### Supplied data
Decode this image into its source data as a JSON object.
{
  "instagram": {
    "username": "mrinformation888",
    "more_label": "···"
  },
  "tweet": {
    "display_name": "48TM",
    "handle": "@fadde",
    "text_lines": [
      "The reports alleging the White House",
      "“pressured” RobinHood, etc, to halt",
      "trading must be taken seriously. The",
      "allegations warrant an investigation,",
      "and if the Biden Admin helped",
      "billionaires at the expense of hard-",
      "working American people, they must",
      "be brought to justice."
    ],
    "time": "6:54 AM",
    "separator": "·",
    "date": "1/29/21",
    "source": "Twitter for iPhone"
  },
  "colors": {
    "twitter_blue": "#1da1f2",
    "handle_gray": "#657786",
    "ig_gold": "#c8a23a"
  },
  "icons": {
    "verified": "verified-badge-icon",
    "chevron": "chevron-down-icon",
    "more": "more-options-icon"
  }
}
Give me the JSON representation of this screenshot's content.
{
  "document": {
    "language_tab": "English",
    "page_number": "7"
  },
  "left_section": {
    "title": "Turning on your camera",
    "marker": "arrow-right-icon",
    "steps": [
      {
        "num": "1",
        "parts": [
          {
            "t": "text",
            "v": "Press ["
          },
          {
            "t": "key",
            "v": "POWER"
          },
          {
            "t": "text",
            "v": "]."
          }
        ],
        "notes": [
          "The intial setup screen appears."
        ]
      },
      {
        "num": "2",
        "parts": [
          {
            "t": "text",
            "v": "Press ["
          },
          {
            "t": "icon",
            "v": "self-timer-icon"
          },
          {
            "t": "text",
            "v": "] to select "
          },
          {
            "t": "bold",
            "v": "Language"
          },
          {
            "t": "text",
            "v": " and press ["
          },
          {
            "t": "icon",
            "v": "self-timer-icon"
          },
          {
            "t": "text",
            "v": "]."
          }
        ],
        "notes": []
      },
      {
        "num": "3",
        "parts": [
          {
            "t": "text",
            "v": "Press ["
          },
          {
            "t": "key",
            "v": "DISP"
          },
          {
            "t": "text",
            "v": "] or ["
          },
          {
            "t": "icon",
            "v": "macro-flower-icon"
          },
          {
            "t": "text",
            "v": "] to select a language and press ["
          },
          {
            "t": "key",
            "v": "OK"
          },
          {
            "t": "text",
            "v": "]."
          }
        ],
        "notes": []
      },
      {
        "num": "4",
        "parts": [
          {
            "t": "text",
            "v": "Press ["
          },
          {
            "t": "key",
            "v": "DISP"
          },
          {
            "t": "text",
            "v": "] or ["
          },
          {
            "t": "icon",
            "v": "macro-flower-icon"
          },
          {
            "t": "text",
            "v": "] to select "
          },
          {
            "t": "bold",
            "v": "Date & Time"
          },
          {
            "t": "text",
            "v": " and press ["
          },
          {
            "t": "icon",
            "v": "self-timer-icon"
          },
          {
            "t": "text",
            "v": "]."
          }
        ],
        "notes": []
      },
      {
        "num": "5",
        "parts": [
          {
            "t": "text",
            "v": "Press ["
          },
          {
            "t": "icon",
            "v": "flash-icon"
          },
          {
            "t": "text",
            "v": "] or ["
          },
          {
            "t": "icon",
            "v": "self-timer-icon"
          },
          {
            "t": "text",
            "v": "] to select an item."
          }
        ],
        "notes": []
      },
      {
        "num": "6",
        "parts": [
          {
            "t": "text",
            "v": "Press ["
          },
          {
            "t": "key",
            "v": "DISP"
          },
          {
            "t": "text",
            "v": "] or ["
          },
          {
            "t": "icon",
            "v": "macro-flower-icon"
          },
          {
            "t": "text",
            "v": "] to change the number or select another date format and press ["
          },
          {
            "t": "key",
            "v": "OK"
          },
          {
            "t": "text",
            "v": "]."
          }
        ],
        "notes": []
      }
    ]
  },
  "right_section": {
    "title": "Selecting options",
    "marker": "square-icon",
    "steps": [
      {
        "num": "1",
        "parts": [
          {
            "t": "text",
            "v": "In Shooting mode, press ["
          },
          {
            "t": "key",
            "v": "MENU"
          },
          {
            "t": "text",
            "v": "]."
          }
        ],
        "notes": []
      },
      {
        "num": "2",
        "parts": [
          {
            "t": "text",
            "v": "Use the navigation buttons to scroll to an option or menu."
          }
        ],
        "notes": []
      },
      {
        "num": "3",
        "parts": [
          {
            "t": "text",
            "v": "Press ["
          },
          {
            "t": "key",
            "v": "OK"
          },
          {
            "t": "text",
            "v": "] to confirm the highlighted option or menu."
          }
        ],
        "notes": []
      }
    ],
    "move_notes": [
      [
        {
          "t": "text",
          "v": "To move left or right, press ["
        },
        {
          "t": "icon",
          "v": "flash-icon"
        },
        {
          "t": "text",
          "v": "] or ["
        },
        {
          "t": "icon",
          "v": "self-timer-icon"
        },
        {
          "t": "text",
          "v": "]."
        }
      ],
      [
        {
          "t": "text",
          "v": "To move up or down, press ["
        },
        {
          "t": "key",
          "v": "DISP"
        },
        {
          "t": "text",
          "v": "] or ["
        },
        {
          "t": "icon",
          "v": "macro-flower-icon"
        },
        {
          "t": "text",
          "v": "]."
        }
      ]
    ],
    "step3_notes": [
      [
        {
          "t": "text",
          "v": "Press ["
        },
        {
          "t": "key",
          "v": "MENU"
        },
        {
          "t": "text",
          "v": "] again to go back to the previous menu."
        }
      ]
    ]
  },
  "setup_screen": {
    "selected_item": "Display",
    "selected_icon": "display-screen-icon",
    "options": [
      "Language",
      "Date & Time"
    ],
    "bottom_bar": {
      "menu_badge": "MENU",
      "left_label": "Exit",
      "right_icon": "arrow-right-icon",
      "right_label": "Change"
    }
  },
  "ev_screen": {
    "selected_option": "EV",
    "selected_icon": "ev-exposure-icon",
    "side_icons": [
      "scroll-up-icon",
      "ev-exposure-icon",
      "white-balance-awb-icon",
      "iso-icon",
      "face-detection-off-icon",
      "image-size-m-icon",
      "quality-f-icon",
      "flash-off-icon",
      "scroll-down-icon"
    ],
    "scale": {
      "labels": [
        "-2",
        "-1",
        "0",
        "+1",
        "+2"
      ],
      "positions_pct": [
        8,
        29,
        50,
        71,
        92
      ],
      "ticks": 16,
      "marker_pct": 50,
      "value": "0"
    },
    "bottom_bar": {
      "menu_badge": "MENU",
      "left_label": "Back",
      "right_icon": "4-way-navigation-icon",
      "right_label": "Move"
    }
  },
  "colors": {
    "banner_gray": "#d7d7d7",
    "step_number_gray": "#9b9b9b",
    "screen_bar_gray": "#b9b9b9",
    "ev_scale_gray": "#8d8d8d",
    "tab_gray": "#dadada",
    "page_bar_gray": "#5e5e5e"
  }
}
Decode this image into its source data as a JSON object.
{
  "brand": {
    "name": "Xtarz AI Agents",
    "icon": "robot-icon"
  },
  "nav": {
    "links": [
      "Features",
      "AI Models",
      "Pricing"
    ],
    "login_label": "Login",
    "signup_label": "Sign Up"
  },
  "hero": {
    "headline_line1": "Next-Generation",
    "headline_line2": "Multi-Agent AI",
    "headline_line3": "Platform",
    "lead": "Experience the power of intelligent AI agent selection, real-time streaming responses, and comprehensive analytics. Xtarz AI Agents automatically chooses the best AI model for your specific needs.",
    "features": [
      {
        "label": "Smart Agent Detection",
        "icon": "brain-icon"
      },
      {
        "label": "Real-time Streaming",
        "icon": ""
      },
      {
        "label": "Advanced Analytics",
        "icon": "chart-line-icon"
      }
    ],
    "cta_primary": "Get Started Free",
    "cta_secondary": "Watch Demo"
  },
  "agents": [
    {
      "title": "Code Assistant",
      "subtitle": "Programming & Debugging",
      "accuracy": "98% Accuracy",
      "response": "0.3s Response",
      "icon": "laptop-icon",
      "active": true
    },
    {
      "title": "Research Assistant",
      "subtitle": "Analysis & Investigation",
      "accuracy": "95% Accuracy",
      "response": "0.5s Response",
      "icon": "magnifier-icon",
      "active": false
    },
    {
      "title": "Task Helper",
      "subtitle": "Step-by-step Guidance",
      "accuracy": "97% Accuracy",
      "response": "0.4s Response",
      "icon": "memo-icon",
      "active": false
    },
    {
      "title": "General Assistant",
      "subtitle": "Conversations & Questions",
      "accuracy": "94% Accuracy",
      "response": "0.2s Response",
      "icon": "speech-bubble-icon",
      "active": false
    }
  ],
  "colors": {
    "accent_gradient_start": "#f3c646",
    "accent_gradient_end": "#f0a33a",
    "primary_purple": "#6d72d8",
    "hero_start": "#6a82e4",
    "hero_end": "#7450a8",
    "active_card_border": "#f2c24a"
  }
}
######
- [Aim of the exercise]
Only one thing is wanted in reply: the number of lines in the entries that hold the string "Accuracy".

- [Exercise solution]
4